INNOVIA Films has officially opened a new production line that will manufacture the material for the Bank of England’s first polymer bank notes. 

The Bank’s chief cashier, Victoria Cleland, unveiled a plaque at Innovia’s Wigton factory on Friday to mark the occasion. 

The company has spent £15m setting up the new line, which uses its unique ‘bubble’ process to make a polymer film known as Clarity C. 

This will be coated at a purpose-built opacification plant, also at Wigton, before being sent for printing at a De La Rue’s high-security bank note press in Essex. 

Overall, Innovia has invested £40m and is creating 80 jobs.

Wigton will produce the material for 2bn £5 and £10 bank notes over the next five years. 

The £5 note, featuring Winston Churchill, enters circulation next autumn followed by a £10 note depicting Jane Austen in 2017.

The Bank chose Innovia Security as supplier because the company is the world leader in this technology, supplying its Guardian substrate to 24 countries. 

Mark Robertshaw, chief executive of Innovia Group, said: “More than 45bn polymer bank notes have been issued globally and 99.9 per cent of them are on Guardian. 

“Guardian has been shown to dramatically reduce the level of counterfeits and it lasts three to five times longer than paper. 

“It’s clean, waterproof and recyclable, so it’s a green product.” 

He added: “The film itself, Clarity C, is manufactured by our films division only for bank notes. 

"It only goes into our Guardian bank notes.” 

Because the notes last longer, the move to polymer should save the Bank of England £10m a year. 

Each note will incorporate one or more transparent windows to make them harder to counterfeit. 

And a hand-held device, the Verus, can check if the polymer is Innovia’s Clarity C, instantly identifying forgeries printed on any other polymer. 

Ms Cleland said: “Counterfeiters have been a challenge to the Bank for centuries. 

“Today’s bank notes have intricate designs and more and more security features but we are still striving for improvement. 

“We decided in 2013 that the best way of achieving this was to move to polymer. 

“We had a three-year research and development programme, talked to other central banks and we held a consultation speaking to members of the public and industry. 

“There was overwhelming support from the public – 87 per cent of those that gave feedback were in favour of the move to polymer.” 

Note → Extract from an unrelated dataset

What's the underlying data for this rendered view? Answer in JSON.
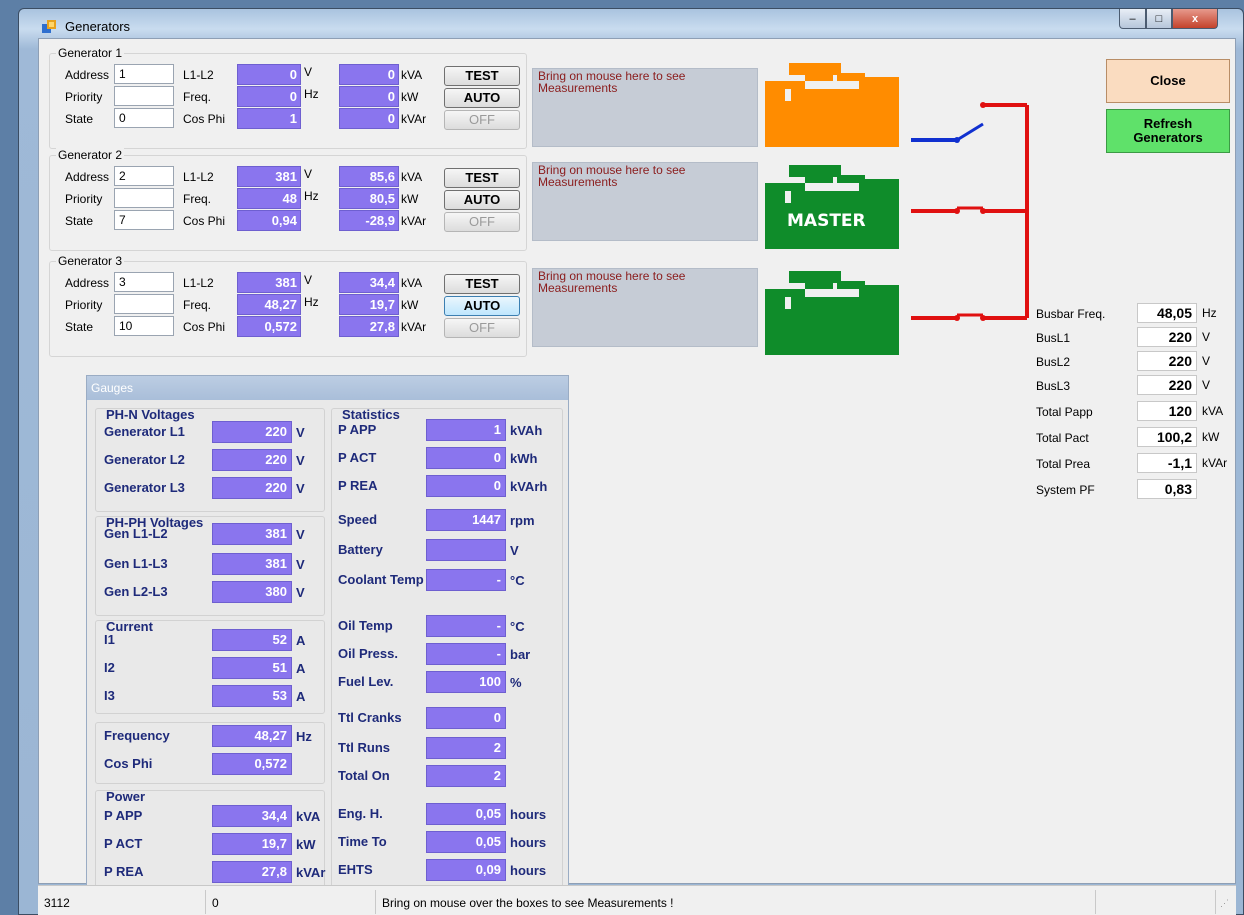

Ms Cleland toured the Innovia site and saw the opacification plant, built by Story Construction, which is being commissioned. 

She added: “I’ve met the incredibly enthusiastic staff and seeing everything in action really brings it to life.”